══ SUPPLIED DATA

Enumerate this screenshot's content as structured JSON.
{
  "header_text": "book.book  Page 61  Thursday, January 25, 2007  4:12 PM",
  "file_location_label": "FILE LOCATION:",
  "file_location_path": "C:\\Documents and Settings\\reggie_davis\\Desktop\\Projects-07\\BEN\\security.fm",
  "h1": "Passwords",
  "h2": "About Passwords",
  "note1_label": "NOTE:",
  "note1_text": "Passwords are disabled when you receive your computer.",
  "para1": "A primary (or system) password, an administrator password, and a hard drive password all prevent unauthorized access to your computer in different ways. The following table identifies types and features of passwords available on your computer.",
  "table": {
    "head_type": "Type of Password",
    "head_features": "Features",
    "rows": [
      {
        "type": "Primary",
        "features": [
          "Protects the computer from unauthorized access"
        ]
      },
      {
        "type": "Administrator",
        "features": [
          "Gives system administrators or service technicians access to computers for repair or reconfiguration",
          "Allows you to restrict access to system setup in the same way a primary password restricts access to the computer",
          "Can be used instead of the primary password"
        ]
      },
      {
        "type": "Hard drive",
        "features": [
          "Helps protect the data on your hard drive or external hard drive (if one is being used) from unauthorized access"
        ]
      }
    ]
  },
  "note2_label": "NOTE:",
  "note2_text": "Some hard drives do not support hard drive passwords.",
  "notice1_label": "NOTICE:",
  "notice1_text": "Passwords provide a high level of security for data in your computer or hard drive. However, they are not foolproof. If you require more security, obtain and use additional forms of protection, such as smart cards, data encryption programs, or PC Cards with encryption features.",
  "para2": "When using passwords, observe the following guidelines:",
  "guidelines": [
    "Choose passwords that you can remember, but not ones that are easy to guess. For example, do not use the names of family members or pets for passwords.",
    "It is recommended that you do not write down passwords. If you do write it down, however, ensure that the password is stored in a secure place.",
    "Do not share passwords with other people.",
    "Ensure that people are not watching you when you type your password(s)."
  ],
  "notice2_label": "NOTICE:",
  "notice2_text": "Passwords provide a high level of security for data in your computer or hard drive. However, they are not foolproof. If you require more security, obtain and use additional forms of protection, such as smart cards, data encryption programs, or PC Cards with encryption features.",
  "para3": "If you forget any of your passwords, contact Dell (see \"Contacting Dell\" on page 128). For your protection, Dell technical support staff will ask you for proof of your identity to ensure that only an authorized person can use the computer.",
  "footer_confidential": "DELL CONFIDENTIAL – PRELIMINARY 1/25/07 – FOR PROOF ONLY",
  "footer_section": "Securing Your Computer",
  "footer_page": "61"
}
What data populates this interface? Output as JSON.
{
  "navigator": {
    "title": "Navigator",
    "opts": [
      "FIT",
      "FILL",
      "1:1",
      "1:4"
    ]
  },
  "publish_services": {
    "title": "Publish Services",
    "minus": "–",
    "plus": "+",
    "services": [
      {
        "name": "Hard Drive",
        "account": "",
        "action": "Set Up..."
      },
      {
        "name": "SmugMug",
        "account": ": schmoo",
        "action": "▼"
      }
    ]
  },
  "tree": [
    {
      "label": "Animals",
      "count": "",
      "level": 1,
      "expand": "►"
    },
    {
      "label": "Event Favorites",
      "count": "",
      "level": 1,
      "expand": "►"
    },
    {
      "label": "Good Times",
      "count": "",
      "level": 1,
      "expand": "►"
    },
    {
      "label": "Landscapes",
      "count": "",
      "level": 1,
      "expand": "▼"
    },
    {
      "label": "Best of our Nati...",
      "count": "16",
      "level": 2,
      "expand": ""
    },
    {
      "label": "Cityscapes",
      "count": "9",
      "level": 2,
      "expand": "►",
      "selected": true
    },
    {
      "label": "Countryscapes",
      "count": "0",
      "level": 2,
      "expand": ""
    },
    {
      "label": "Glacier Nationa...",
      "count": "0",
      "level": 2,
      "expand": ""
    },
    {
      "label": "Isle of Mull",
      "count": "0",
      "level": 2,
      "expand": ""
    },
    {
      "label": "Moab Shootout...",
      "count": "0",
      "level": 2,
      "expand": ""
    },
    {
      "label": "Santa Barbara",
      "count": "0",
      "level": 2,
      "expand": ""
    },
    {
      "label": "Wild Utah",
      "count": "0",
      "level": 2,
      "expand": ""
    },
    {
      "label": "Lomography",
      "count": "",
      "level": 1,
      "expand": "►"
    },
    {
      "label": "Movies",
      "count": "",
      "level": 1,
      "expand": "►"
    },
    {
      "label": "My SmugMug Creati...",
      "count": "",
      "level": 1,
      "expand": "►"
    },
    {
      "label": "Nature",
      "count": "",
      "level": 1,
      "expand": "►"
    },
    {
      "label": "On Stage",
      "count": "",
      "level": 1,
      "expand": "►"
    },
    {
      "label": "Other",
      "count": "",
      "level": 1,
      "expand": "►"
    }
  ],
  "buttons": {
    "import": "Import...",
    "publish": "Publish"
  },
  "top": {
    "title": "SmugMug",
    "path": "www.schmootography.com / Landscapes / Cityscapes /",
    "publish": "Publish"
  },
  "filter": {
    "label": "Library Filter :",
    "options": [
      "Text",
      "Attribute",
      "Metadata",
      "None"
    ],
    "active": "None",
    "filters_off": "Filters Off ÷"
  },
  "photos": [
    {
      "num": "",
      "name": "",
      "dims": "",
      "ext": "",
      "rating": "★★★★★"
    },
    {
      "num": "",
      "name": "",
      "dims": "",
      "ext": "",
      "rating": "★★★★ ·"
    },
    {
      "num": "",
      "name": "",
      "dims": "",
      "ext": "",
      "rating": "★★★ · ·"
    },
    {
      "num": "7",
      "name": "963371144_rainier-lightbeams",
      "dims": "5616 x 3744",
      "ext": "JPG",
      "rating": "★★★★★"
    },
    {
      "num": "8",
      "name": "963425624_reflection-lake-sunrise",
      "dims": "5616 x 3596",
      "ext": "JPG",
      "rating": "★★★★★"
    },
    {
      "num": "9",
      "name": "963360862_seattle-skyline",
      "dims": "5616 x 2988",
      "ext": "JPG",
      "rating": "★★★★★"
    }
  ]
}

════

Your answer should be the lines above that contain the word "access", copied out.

  "para1": "A primary (or system) password, an administrator password, and a hard drive password all prevent unauthorized access to your computer in different ways. The following table identifies types and features of passwords available on your computer.",
          "Protects the computer from unauthorized access"
          "Gives system administrators or service technicians access to computers for repair or reconfiguration",
          "Allows you to restrict access to system setup in the same way a primary password restricts access to the computer",
          "Helps protect the data on your hard drive or external hard drive (if one is being used) from unauthorized access"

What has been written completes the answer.